# [Task prompt]
Copy the lines below as they are; omit the images they contain.

# [Provided data]
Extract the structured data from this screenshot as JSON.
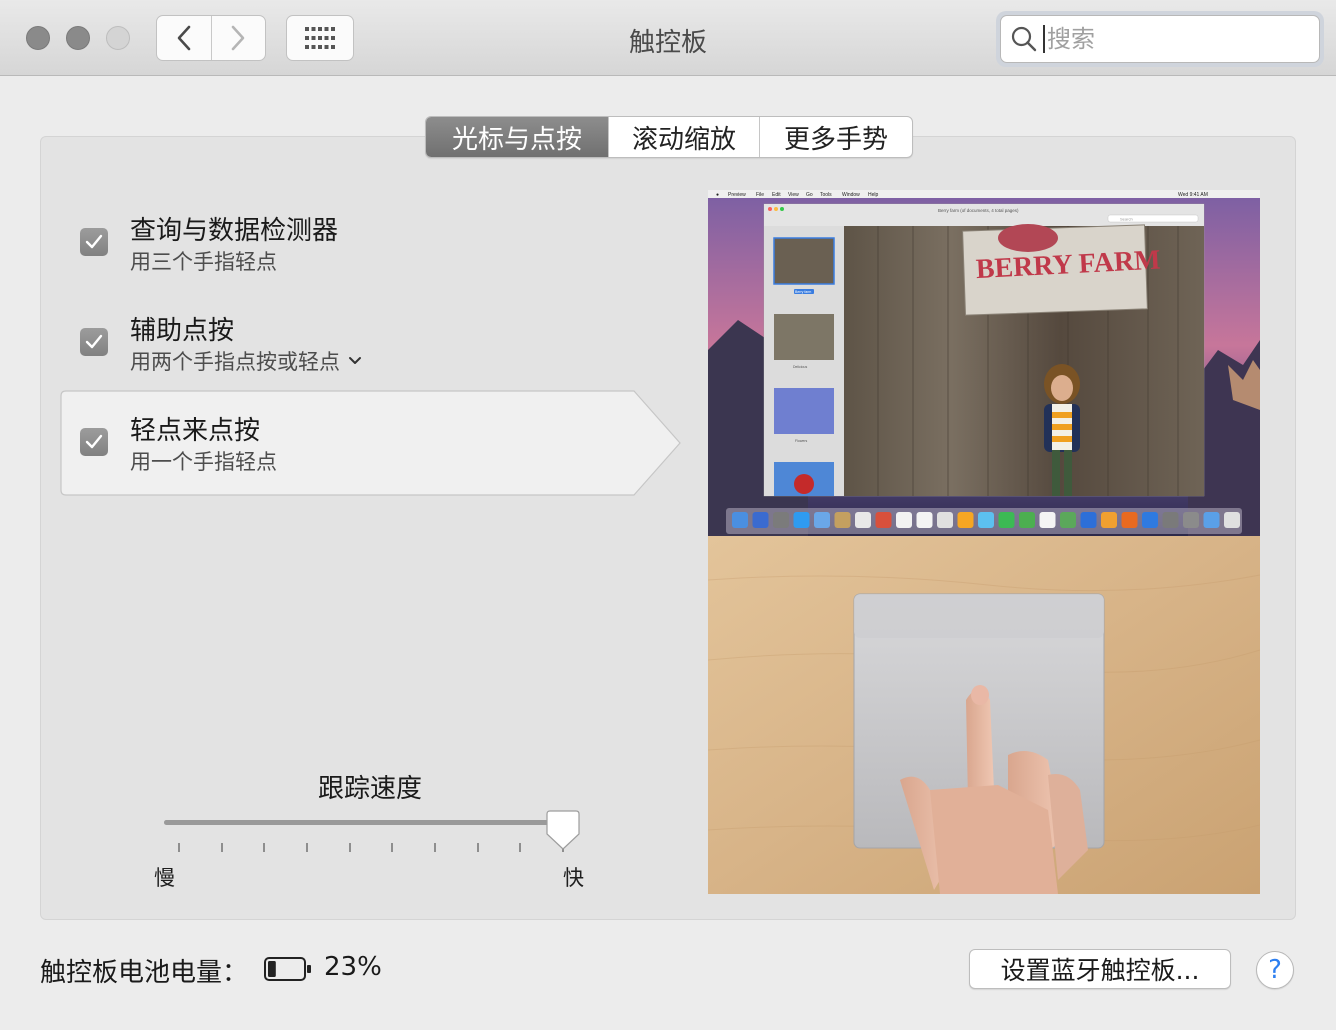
{
  "window": {
    "title": "触控板",
    "search_placeholder": "搜索"
  },
  "tabs": [
    {
      "label": "光标与点按",
      "active": true
    },
    {
      "label": "滚动缩放",
      "active": false
    },
    {
      "label": "更多手势",
      "active": false
    }
  ],
  "options": [
    {
      "title": "查询与数据检测器",
      "subtitle": "用三个手指轻点",
      "checked": true,
      "has_dropdown": false
    },
    {
      "title": "辅助点按",
      "subtitle": "用两个手指点按或轻点",
      "checked": true,
      "has_dropdown": true
    },
    {
      "title": "轻点来点按",
      "subtitle": "用一个手指轻点",
      "checked": true,
      "has_dropdown": false,
      "selected": true
    }
  ],
  "tracking": {
    "label": "跟踪速度",
    "min_label": "慢",
    "max_label": "快",
    "value_fraction": 1.0,
    "tick_count": 10
  },
  "preview": {
    "menubar": [
      "Preview",
      "File",
      "Edit",
      "View",
      "Go",
      "Tools",
      "Window",
      "Help"
    ],
    "clock": "Wed 9:41 AM",
    "doc_title": "Berry farm (of documents, 4 total pages)",
    "search": "Search",
    "sign_text": "BERRY FARM",
    "thumbnails": [
      "Berry farm",
      "Delicious",
      "Flowers"
    ]
  },
  "footer": {
    "battery_label": "触控板电池电量：",
    "battery_percent": "23%",
    "battery_level": 0.23,
    "setup_button": "设置蓝牙触控板...",
    "help": "?"
  },
  "colors": {
    "accent_blue": "#2d7ff0",
    "tab_active": "#7d7d7d",
    "checkbox": "#8c8c8c"
  }
}
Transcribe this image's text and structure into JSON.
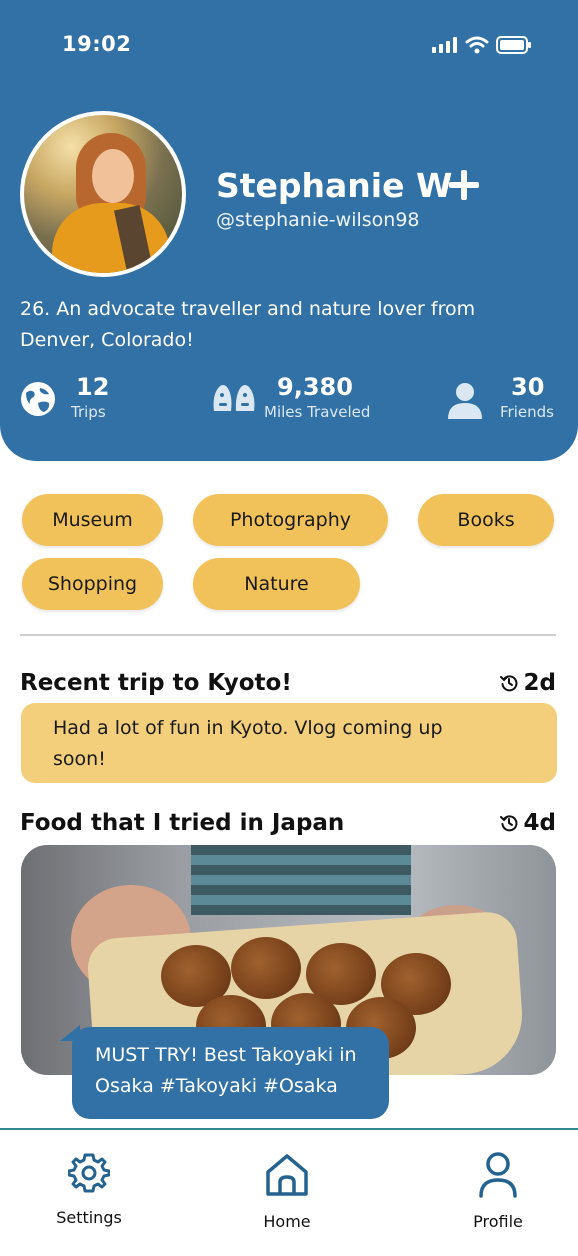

# [Response to the task]
Extract the structured data from this screenshot as JSON.
{
  "window": {
    "title": "触控板",
    "search_placeholder": "搜索"
  },
  "tabs": [
    {
      "label": "光标与点按",
      "active": true
    },
    {
      "label": "滚动缩放",
      "active": false
    },
    {
      "label": "更多手势",
      "active": false
    }
  ],
  "options": [
    {
      "title": "查询与数据检测器",
      "subtitle": "用三个手指轻点",
      "checked": true,
      "has_dropdown": false
    },
    {
      "title": "辅助点按",
      "subtitle": "用两个手指点按或轻点",
      "checked": true,
      "has_dropdown": true
    },
    {
      "title": "轻点来点按",
      "subtitle": "用一个手指轻点",
      "checked": true,
      "has_dropdown": false,
      "selected": true
    }
  ],
  "tracking": {
    "label": "跟踪速度",
    "min_label": "慢",
    "max_label": "快",
    "value_fraction": 1.0,
    "tick_count": 10
  },
  "preview": {
    "menubar": [
      "Preview",
      "File",
      "Edit",
      "View",
      "Go",
      "Tools",
      "Window",
      "Help"
    ],
    "clock": "Wed 9:41 AM",
    "doc_title": "Berry farm (of documents, 4 total pages)",
    "search": "Search",
    "sign_text": "BERRY FARM",
    "thumbnails": [
      "Berry farm",
      "Delicious",
      "Flowers"
    ]
  },
  "footer": {
    "battery_label": "触控板电池电量：",
    "battery_percent": "23%",
    "battery_level": 0.23,
    "setup_button": "设置蓝牙触控板...",
    "help": "?"
  },
  "colors": {
    "accent_blue": "#2d7ff0",
    "tab_active": "#7d7d7d",
    "checkbox": "#8c8c8c"
  }
}
Transcribe this image's text and structure into JSON.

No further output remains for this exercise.